Stored data
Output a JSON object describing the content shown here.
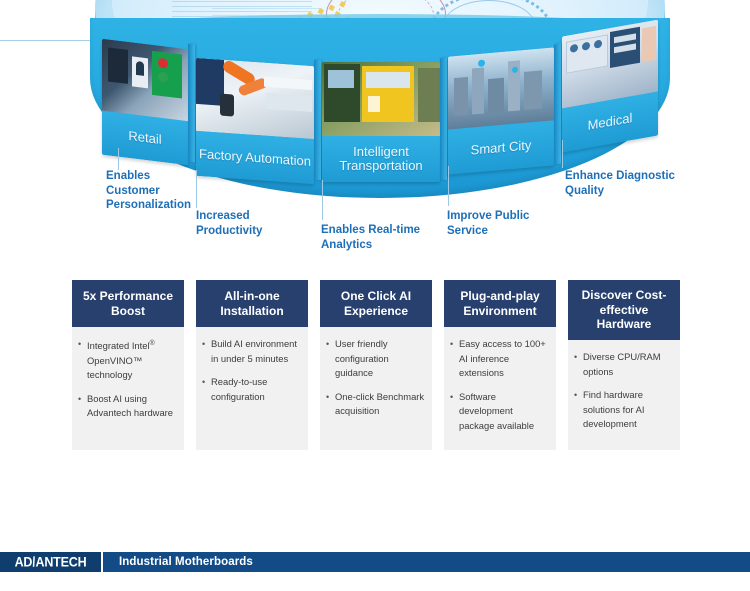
{
  "hero": {
    "segments": [
      {
        "id": "retail",
        "caption": "Retail",
        "photo": "retail-store-digital-signage"
      },
      {
        "id": "factory",
        "caption": "Factory\nAutomation",
        "photo": "robotic-arm-assembly-line"
      },
      {
        "id": "transport",
        "caption": "Intelligent\nTransportation",
        "photo": "city-bus-fleet"
      },
      {
        "id": "smartcity",
        "caption": "Smart City",
        "photo": "urban-skyline-connected"
      },
      {
        "id": "medical",
        "caption": "Medical",
        "photo": "hospital-monitoring-equipment"
      }
    ],
    "blurbs": [
      {
        "id": "retail-blurb",
        "text": "Enables\nCustomer\nPersonalization"
      },
      {
        "id": "factory-blurb",
        "text": "Increased\nProductivity"
      },
      {
        "id": "transport-blurb",
        "text": "Enables Real-time\nAnalytics"
      },
      {
        "id": "smartcity-blurb",
        "text": "Improve Public\nService"
      },
      {
        "id": "medical-blurb",
        "text": "Enhance Diagnostic\nQuality"
      }
    ]
  },
  "cards": [
    {
      "title": "5x Performance Boost",
      "bullets": [
        {
          "pre": "Integrated Intel",
          "sup": "®",
          "post": " OpenVINO™ technology"
        },
        {
          "pre": "Boost AI using Advantech hardware",
          "sup": "",
          "post": ""
        }
      ]
    },
    {
      "title": "All-in-one Installation",
      "bullets": [
        {
          "pre": "Build AI environment in under 5 minutes",
          "sup": "",
          "post": ""
        },
        {
          "pre": "Ready-to-use configuration",
          "sup": "",
          "post": ""
        }
      ]
    },
    {
      "title": "One Click AI Experience",
      "bullets": [
        {
          "pre": "User friendly configuration guidance",
          "sup": "",
          "post": ""
        },
        {
          "pre": "One-click Benchmark acquisition",
          "sup": "",
          "post": ""
        }
      ]
    },
    {
      "title": "Plug-and-play Environment",
      "bullets": [
        {
          "pre": "Easy access to 100+ AI inference extensions",
          "sup": "",
          "post": ""
        },
        {
          "pre": "Software development package available",
          "sup": "",
          "post": ""
        }
      ]
    },
    {
      "title": "Discover Cost-effective Hardware",
      "bullets": [
        {
          "pre": "Diverse CPU/RAM options",
          "sup": "",
          "post": ""
        },
        {
          "pre": "Find hardware solutions for AI development",
          "sup": "",
          "post": ""
        }
      ]
    }
  ],
  "footer": {
    "logo_a": "AD",
    "logo_slash": "\\",
    "logo_b": "ANTECH",
    "title": "Industrial Motherboards"
  },
  "colors": {
    "card_header": "#27406E",
    "card_body": "#f1f1f1",
    "blurb_blue": "#1d6fb8",
    "band_blue": "#22a5de",
    "footer_bar": "#134B86",
    "footer_logo_box": "#0F3D6E"
  }
}
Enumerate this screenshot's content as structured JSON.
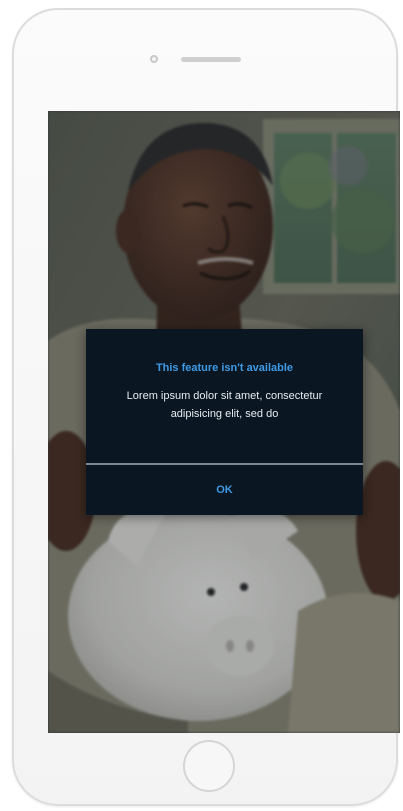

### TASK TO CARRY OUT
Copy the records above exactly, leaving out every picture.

### TASK RESPONSE
Output a JSON object describing the content shown here.
{
  "hero": {
    "segments": [
      {
        "id": "retail",
        "caption": "Retail",
        "photo": "retail-store-digital-signage"
      },
      {
        "id": "factory",
        "caption": "Factory\nAutomation",
        "photo": "robotic-arm-assembly-line"
      },
      {
        "id": "transport",
        "caption": "Intelligent\nTransportation",
        "photo": "city-bus-fleet"
      },
      {
        "id": "smartcity",
        "caption": "Smart City",
        "photo": "urban-skyline-connected"
      },
      {
        "id": "medical",
        "caption": "Medical",
        "photo": "hospital-monitoring-equipment"
      }
    ],
    "blurbs": [
      {
        "id": "retail-blurb",
        "text": "Enables\nCustomer\nPersonalization"
      },
      {
        "id": "factory-blurb",
        "text": "Increased\nProductivity"
      },
      {
        "id": "transport-blurb",
        "text": "Enables Real-time\nAnalytics"
      },
      {
        "id": "smartcity-blurb",
        "text": "Improve Public\nService"
      },
      {
        "id": "medical-blurb",
        "text": "Enhance Diagnostic\nQuality"
      }
    ]
  },
  "cards": [
    {
      "title": "5x Performance Boost",
      "bullets": [
        {
          "pre": "Integrated Intel",
          "sup": "®",
          "post": " OpenVINO™ technology"
        },
        {
          "pre": "Boost AI using Advantech hardware",
          "sup": "",
          "post": ""
        }
      ]
    },
    {
      "title": "All-in-one Installation",
      "bullets": [
        {
          "pre": "Build AI environment in under 5 minutes",
          "sup": "",
          "post": ""
        },
        {
          "pre": "Ready-to-use configuration",
          "sup": "",
          "post": ""
        }
      ]
    },
    {
      "title": "One Click AI Experience",
      "bullets": [
        {
          "pre": "User friendly configuration guidance",
          "sup": "",
          "post": ""
        },
        {
          "pre": "One-click Benchmark acquisition",
          "sup": "",
          "post": ""
        }
      ]
    },
    {
      "title": "Plug-and-play Environment",
      "bullets": [
        {
          "pre": "Easy access to 100+ AI inference extensions",
          "sup": "",
          "post": ""
        },
        {
          "pre": "Software development package available",
          "sup": "",
          "post": ""
        }
      ]
    },
    {
      "title": "Discover Cost-effective Hardware",
      "bullets": [
        {
          "pre": "Diverse CPU/RAM options",
          "sup": "",
          "post": ""
        },
        {
          "pre": "Find hardware solutions for AI development",
          "sup": "",
          "post": ""
        }
      ]
    }
  ],
  "footer": {
    "logo_a": "AD",
    "logo_slash": "\\",
    "logo_b": "ANTECH",
    "title": "Industrial Motherboards"
  },
  "colors": {
    "card_header": "#27406E",
    "card_body": "#f1f1f1",
    "blurb_blue": "#1d6fb8",
    "band_blue": "#22a5de",
    "footer_bar": "#134B86",
    "footer_logo_box": "#0F3D6E"
  }
}
Enumerate this screenshot's content as structured JSON.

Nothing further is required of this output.